## Information provided
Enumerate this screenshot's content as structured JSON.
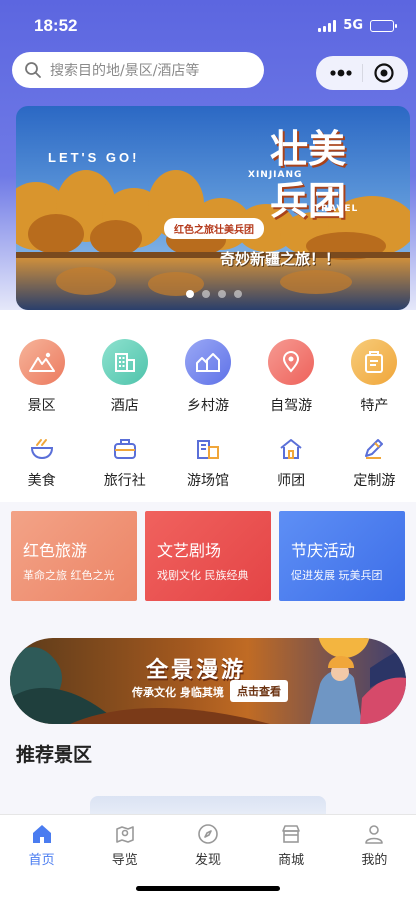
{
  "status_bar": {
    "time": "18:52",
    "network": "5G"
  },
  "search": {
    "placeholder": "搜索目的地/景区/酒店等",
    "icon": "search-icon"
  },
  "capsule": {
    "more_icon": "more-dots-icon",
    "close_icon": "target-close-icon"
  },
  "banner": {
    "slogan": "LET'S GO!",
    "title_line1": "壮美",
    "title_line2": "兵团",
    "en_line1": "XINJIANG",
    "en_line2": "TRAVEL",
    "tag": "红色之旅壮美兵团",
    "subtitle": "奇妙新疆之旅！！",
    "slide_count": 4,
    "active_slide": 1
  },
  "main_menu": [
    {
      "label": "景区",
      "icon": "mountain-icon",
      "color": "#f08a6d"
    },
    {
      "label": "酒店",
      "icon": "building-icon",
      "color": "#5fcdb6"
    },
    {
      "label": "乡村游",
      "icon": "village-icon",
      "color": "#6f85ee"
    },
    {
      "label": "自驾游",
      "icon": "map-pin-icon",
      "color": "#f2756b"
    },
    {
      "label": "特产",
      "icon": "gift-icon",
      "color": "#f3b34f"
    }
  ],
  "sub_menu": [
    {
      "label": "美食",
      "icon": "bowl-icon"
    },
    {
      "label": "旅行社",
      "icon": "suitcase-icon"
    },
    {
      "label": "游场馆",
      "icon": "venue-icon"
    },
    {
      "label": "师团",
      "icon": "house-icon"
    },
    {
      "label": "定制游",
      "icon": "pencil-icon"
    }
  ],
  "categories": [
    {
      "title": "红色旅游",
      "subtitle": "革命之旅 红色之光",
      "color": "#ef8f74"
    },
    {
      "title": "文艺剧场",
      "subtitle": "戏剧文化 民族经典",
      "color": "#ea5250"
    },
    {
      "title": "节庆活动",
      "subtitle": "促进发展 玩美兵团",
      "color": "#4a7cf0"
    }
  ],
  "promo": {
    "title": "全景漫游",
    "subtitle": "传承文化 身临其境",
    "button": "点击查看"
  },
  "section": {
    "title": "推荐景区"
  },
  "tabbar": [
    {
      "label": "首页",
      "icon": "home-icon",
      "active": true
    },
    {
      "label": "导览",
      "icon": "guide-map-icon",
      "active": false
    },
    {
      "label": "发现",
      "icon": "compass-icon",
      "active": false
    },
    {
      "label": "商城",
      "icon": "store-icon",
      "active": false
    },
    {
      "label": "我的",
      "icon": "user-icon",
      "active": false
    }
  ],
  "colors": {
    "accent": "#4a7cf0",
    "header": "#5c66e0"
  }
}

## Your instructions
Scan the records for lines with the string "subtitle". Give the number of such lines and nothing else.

## Exercise result
5